▶ Required action
The listing that follows should be copied in full and exactly, with no pictures.

▶ Data supplied
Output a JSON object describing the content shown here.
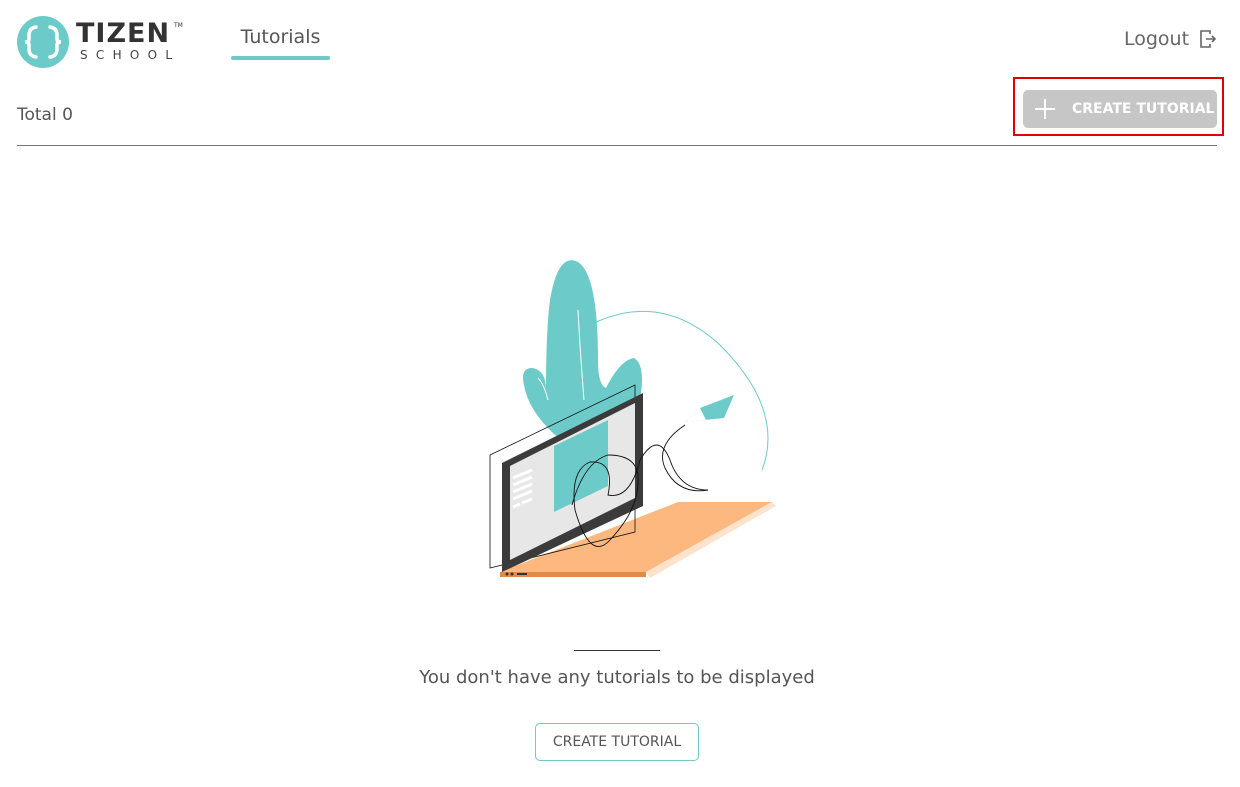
{
  "header": {
    "logo": {
      "title": "TIZEN",
      "subtitle": "SCHOOL",
      "tm": "TM"
    },
    "nav": {
      "tutorials_label": "Tutorials"
    },
    "logout": {
      "label": "Logout",
      "icon": "logout-icon"
    }
  },
  "toolbar": {
    "total_text": "Total 0",
    "create_button": {
      "label": "CREATE TUTORIAL",
      "icon": "plus-icon"
    }
  },
  "empty_state": {
    "message": "You don't have any tutorials to be displayed",
    "create_button_label": "CREATE TUTORIAL"
  },
  "colors": {
    "accent": "#6ccbc9",
    "button_disabled": "#c6c6c6",
    "highlight": "#e00000",
    "desk": "#fcb87e",
    "text": "#555555"
  }
}
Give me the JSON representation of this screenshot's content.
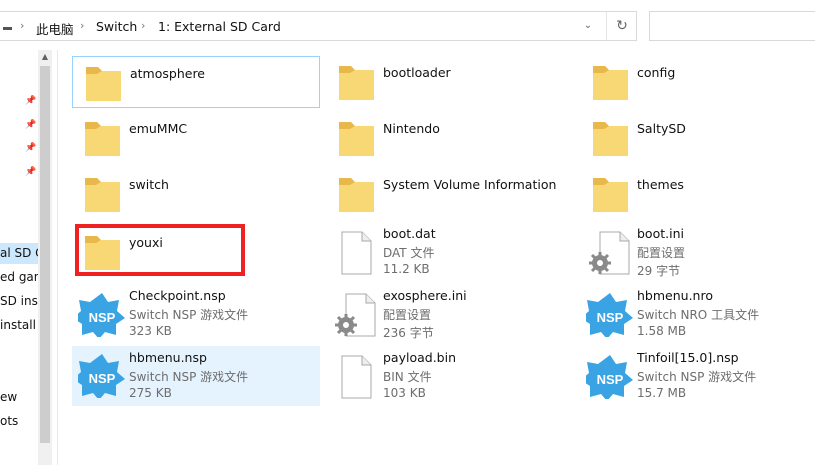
{
  "address_bar": {
    "breadcrumbs": [
      "此电脑",
      "Switch",
      "1: External SD Card"
    ],
    "separator": "›",
    "dropdown_glyph": "⌄",
    "refresh_glyph": "↻"
  },
  "search": {
    "placeholder": ""
  },
  "nav_pane": {
    "items": [
      {
        "label": "al SD C",
        "selected": true
      },
      {
        "label": "ed gam"
      },
      {
        "label": "SD inst"
      },
      {
        "label": " install"
      },
      {
        "label": "ew"
      },
      {
        "label": "ots"
      }
    ],
    "pin_glyph": "📌"
  },
  "files": [
    {
      "name": "atmosphere",
      "type": "folder"
    },
    {
      "name": "bootloader",
      "type": "folder"
    },
    {
      "name": "config",
      "type": "folder"
    },
    {
      "name": "emuMMC",
      "type": "folder"
    },
    {
      "name": "Nintendo",
      "type": "folder"
    },
    {
      "name": "SaltySD",
      "type": "folder"
    },
    {
      "name": "switch",
      "type": "folder"
    },
    {
      "name": "System Volume Information",
      "type": "folder"
    },
    {
      "name": "themes",
      "type": "folder"
    },
    {
      "name": "youxi",
      "type": "folder",
      "highlighted": true
    },
    {
      "name": "boot.dat",
      "type": "file",
      "kind": "DAT 文件",
      "size": "11.2 KB"
    },
    {
      "name": "boot.ini",
      "type": "settings",
      "kind": "配置设置",
      "size": "29 字节"
    },
    {
      "name": "Checkpoint.nsp",
      "type": "nsp",
      "kind": "Switch NSP 游戏文件",
      "size": "323 KB"
    },
    {
      "name": "exosphere.ini",
      "type": "settings",
      "kind": "配置设置",
      "size": "236 字节"
    },
    {
      "name": "hbmenu.nro",
      "type": "nsp",
      "kind": "Switch NRO 工具文件",
      "size": "1.58 MB"
    },
    {
      "name": "hbmenu.nsp",
      "type": "nsp",
      "kind": "Switch NSP 游戏文件",
      "size": "275 KB"
    },
    {
      "name": "payload.bin",
      "type": "file",
      "kind": "BIN 文件",
      "size": "103 KB"
    },
    {
      "name": "Tinfoil[15.0].nsp",
      "type": "nsp",
      "kind": "Switch NSP 游戏文件",
      "size": "15.7 MB"
    }
  ],
  "nsp_icon_text": "NSP",
  "colors": {
    "folder": "#f8d775",
    "folder_dark": "#e9b84a",
    "nsp_blue": "#3aa3e3",
    "selection": "#e5f3ff",
    "highlight_box": "#ee2222"
  }
}
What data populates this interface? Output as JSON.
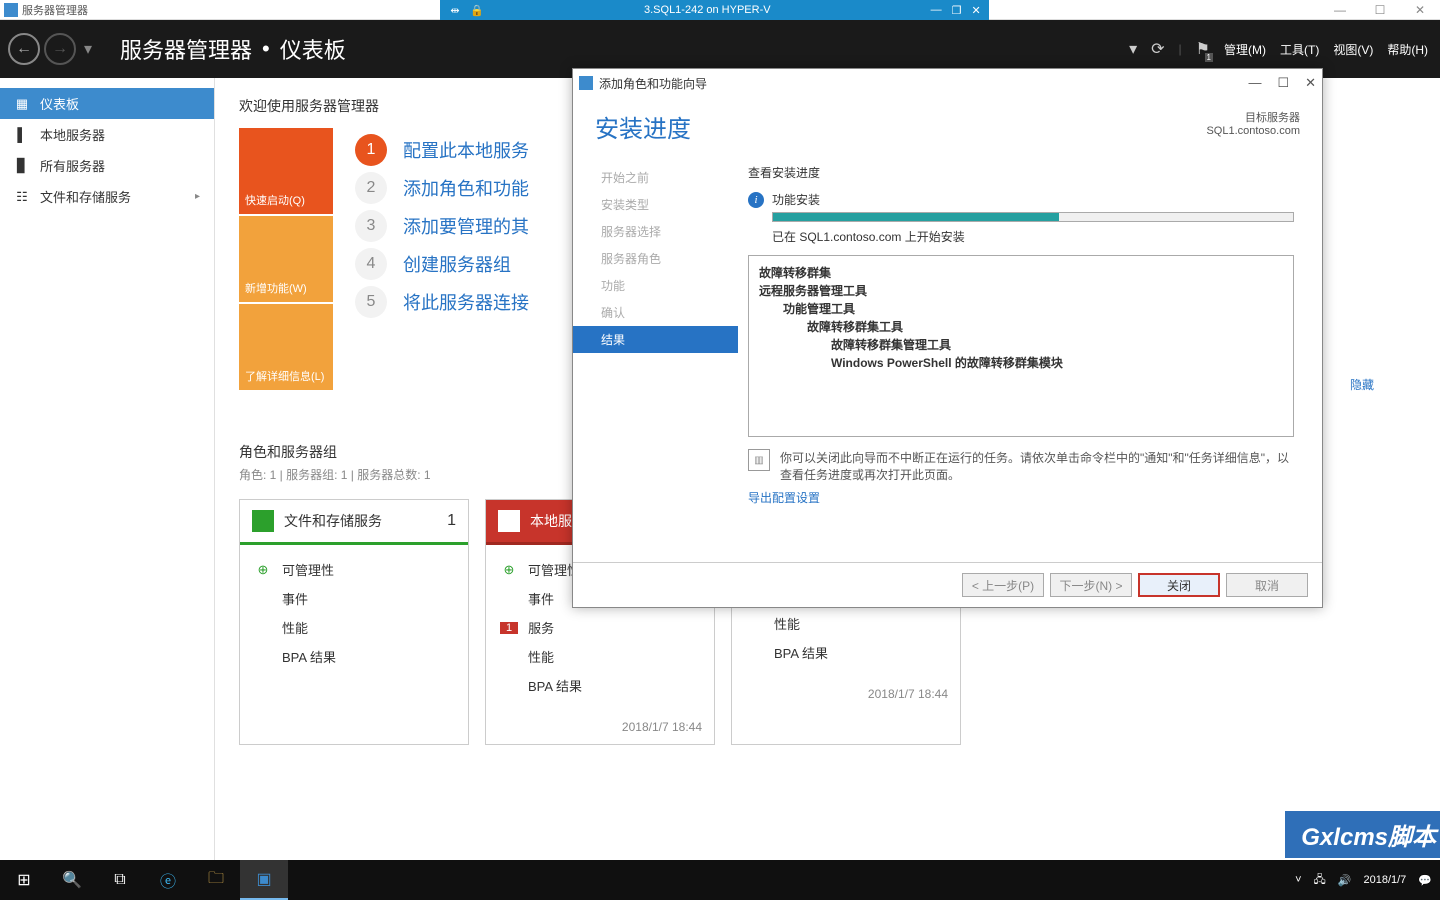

▶ Expected answer
Output a JSON object describing the content shown here.
{
  "header": {
    "logo": {
      "title": "TIZEN",
      "subtitle": "SCHOOL",
      "tm": "TM"
    },
    "nav": {
      "tutorials_label": "Tutorials"
    },
    "logout": {
      "label": "Logout",
      "icon": "logout-icon"
    }
  },
  "toolbar": {
    "total_text": "Total 0",
    "create_button": {
      "label": "CREATE TUTORIAL",
      "icon": "plus-icon"
    }
  },
  "empty_state": {
    "message": "You don't have any tutorials to be displayed",
    "create_button_label": "CREATE TUTORIAL"
  },
  "colors": {
    "accent": "#6ccbc9",
    "button_disabled": "#c6c6c6",
    "highlight": "#e00000",
    "desk": "#fcb87e",
    "text": "#555555"
  }
}
Give me the JSON representation of this screenshot's content.
{
  "address_bar": {
    "breadcrumbs": [
      "此电脑",
      "Switch",
      "1: External SD Card"
    ],
    "separator": "›",
    "dropdown_glyph": "⌄",
    "refresh_glyph": "↻"
  },
  "search": {
    "placeholder": ""
  },
  "nav_pane": {
    "items": [
      {
        "label": "al SD C",
        "selected": true
      },
      {
        "label": "ed gam"
      },
      {
        "label": "SD inst"
      },
      {
        "label": " install"
      },
      {
        "label": "ew"
      },
      {
        "label": "ots"
      }
    ],
    "pin_glyph": "📌"
  },
  "files": [
    {
      "name": "atmosphere",
      "type": "folder"
    },
    {
      "name": "bootloader",
      "type": "folder"
    },
    {
      "name": "config",
      "type": "folder"
    },
    {
      "name": "emuMMC",
      "type": "folder"
    },
    {
      "name": "Nintendo",
      "type": "folder"
    },
    {
      "name": "SaltySD",
      "type": "folder"
    },
    {
      "name": "switch",
      "type": "folder"
    },
    {
      "name": "System Volume Information",
      "type": "folder"
    },
    {
      "name": "themes",
      "type": "folder"
    },
    {
      "name": "youxi",
      "type": "folder",
      "highlighted": true
    },
    {
      "name": "boot.dat",
      "type": "file",
      "kind": "DAT 文件",
      "size": "11.2 KB"
    },
    {
      "name": "boot.ini",
      "type": "settings",
      "kind": "配置设置",
      "size": "29 字节"
    },
    {
      "name": "Checkpoint.nsp",
      "type": "nsp",
      "kind": "Switch NSP 游戏文件",
      "size": "323 KB"
    },
    {
      "name": "exosphere.ini",
      "type": "settings",
      "kind": "配置设置",
      "size": "236 字节"
    },
    {
      "name": "hbmenu.nro",
      "type": "nsp",
      "kind": "Switch NRO 工具文件",
      "size": "1.58 MB"
    },
    {
      "name": "hbmenu.nsp",
      "type": "nsp",
      "kind": "Switch NSP 游戏文件",
      "size": "275 KB"
    },
    {
      "name": "payload.bin",
      "type": "file",
      "kind": "BIN 文件",
      "size": "103 KB"
    },
    {
      "name": "Tinfoil[15.0].nsp",
      "type": "nsp",
      "kind": "Switch NSP 游戏文件",
      "size": "15.7 MB"
    }
  ],
  "nsp_icon_text": "NSP",
  "colors": {
    "folder": "#f8d775",
    "folder_dark": "#e9b84a",
    "nsp_blue": "#3aa3e3",
    "selection": "#e5f3ff",
    "highlight_box": "#ee2222"
  }
}
What data populates this interface? Output as JSON.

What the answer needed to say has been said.